There had been no sleep for St. Peter's friends that night. In a house close by they were still praying and watching for the dawn, when a knock sounded at the door of the gate, and a young maid, called Rhoda, went hastily to see who was there. In those terrible times a knock might mean some fresh terror. The maid would not open the door until she knew who it was who knocked, and she listened intently to the voice which answered her from without.
It was a voice she knew, she was quite sure of it. Overjoyed and full of wonder, she did not stop to open the gate, but ran swiftly back to tell the others. The very man they were praying for was standing there, knocking at the door, she declared.
"Thou art mad," they answered her almost roughly. This was no time for idle imaginations. But there was no doubt she believed what she said. There was a ring of absolute certainty in her voice, and at last some of them began to think that perhaps it was St. Peter's spirit which had stood there.

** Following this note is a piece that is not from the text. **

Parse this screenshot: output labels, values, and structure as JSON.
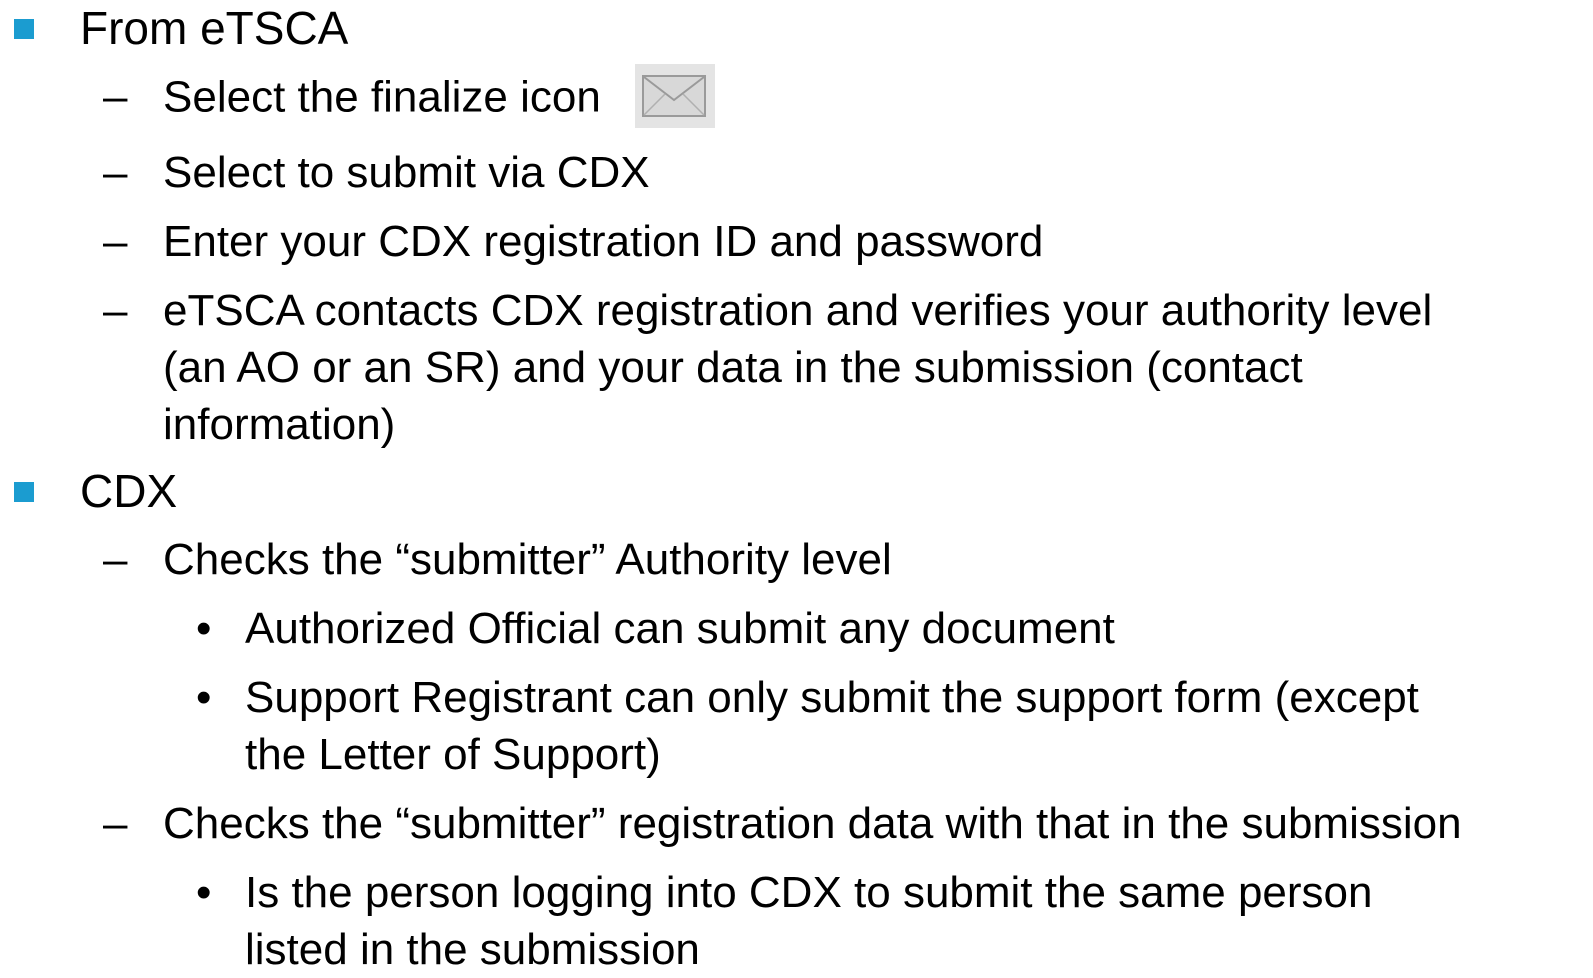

But the knocking still sounded on the door. Could a spirit knock so loudly? At least it was wiser to open the door and see who was there. And so at last the gate was cautiously opened, and St. Peter stood before them.
The cries of surprise and delight were checked almost as soon as uttered. There was much need still for caution, and St. Peter held up his hand to command silence. Then, in breathless hush, they led him in, and he told them the story of his deliverance, and how at the angel's touch the chains had fallen from his hands, and the bolts and bars had slipped back.
So for a time St. Peter was still free to carry on his Master's work. But the end, when it came, was as welcome to him as the shining angel had been, for this time it was through the gates of death that he passed into the presence of the King.
We cannot be quite sure by what death the old fisherman saint glorified his Master, but people think that it was at Rome that he gave up his life. An old story tells us that St. Peter was fleeing away from that city to escape death, when, on the great road leading to Rome, he met his Master walking wearily towards the city, carrying a cross upon His back.
"Master, whither goest Thou?" asked St. Peter.
"I go to Rome to be crucified in thy place," answered the King.
Then St. Peter knew that he had done wrong in leaving his post of duty at which God had put him, and he turned back bravely to meet his death.
It was the same death as that Master had suffered; only, to the humble, loving soul of His servant, it seemed too great an honour to die as his Master had done, and he begged that he might be crucified head downwards, to mark the difference between himself and his King.